But the condemnation was not unanimous. Roy Greenslade, the Guardian’s media blogger, made headlines of his own for daring to question whether an assault had actually taken place. “Do pictures, even a series of pictures, tell the full story, or even part of the story?” he wrote. After receiving an onslaught of anger, Greenslade recanted the next day, with the excuse that he was “overcompensating” for the fact that he and Lawson have been friends since they worked together at the Sunday Times more than 20 years ago.

Even more confusing, just 24 hours after Saatchi’s blasé dismissal of the incident, he turned himself in to his local police station and received a caution for assault. A caution, under British law, is not a criminal conviction, but it can be used as a character indictment in court. It is, in effect, an admittance of guilt. Saatchi’s explanation, given to reporters later in the day, was that he sought out police on the advice of his lawyer as “it was better than the alternative of this hanging over all of us for months.”

He confirmed that Lawson and her children had left the family home, but maintained it was not marital acrimony. “The paparazzi were congregated outside our house after the story broke yesterday morning, so I told Nigella to take the kids off till the dust settled,” he said.
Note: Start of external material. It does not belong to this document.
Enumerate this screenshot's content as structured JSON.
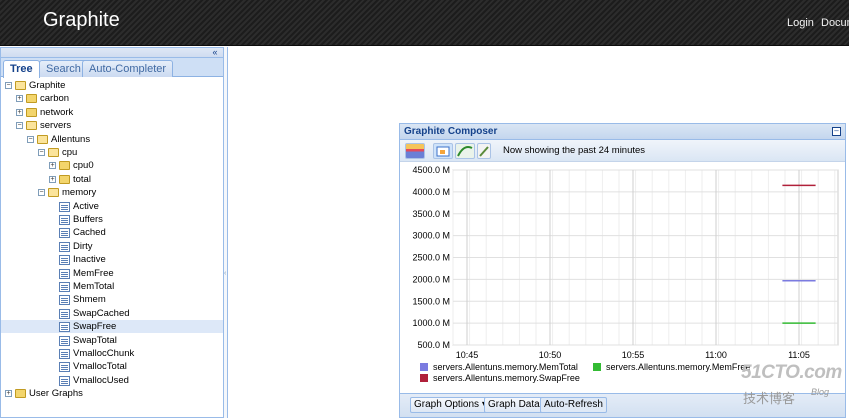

According to friends, the couple co-hosted two dinner parties in the week after the lunch and before the story broke, and Lawson’s Twitter feed continued with its usual fare of recipes and restaurant visits—adding credence to Saatchi’s insistence on their reconciliation. But did the attack occur in the first place? Looking at the pictures, it’s hard to imagine otherwise.